#### Extracted material

BEGIN

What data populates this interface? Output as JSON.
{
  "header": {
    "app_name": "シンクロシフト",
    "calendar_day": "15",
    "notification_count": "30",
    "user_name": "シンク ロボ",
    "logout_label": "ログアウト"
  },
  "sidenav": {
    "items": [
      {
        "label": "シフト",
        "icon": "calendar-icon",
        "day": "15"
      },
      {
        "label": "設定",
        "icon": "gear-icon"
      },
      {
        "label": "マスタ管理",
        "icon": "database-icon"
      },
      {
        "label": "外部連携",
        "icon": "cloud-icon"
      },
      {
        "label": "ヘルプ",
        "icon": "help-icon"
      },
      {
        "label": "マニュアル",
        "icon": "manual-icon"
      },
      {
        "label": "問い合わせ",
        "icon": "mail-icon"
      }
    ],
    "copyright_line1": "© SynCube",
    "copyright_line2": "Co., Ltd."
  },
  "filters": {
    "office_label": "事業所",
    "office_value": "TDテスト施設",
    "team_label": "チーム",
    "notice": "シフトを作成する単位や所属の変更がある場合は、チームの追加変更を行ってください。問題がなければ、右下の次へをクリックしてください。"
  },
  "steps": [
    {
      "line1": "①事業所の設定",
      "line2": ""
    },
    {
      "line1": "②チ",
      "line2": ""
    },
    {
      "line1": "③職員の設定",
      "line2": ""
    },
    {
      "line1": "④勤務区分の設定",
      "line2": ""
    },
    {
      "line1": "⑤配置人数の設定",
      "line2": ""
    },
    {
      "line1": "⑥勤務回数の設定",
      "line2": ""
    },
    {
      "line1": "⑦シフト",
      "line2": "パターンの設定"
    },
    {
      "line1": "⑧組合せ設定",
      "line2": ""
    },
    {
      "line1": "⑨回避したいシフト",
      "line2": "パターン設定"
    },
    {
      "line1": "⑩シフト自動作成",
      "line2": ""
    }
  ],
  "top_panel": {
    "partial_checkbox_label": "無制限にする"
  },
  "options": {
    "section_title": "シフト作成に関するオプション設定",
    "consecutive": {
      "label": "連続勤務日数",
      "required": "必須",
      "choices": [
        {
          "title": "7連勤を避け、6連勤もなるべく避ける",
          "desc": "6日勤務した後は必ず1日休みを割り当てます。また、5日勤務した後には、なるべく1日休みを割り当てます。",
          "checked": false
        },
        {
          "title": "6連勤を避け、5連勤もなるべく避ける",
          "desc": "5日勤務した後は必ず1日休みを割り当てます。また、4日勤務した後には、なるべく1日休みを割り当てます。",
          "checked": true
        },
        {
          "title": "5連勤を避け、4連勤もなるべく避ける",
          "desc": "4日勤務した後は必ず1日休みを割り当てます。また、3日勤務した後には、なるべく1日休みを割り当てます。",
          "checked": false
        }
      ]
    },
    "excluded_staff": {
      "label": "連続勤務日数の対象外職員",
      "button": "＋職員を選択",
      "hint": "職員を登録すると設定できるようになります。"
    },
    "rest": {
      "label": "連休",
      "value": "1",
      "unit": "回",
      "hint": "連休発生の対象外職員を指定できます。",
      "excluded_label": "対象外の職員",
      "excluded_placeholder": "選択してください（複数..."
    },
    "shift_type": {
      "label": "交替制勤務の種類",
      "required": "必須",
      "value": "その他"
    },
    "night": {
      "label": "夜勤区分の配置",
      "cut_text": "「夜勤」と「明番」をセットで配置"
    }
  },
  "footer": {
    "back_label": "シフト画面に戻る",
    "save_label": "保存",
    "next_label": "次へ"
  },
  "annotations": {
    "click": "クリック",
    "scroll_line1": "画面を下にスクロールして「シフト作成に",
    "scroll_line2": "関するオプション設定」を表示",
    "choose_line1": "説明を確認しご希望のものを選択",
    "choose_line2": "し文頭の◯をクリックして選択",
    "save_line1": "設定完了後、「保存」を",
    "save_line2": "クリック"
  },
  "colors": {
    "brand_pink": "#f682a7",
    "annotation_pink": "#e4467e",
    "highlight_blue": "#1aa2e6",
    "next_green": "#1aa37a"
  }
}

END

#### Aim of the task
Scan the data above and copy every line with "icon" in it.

#### Answer box
        "icon": "calendar-icon",
        "icon": "gear-icon"
        "icon": "database-icon"
        "icon": "cloud-icon"
        "icon": "help-icon"
        "icon": "manual-icon"
        "icon": "mail-icon"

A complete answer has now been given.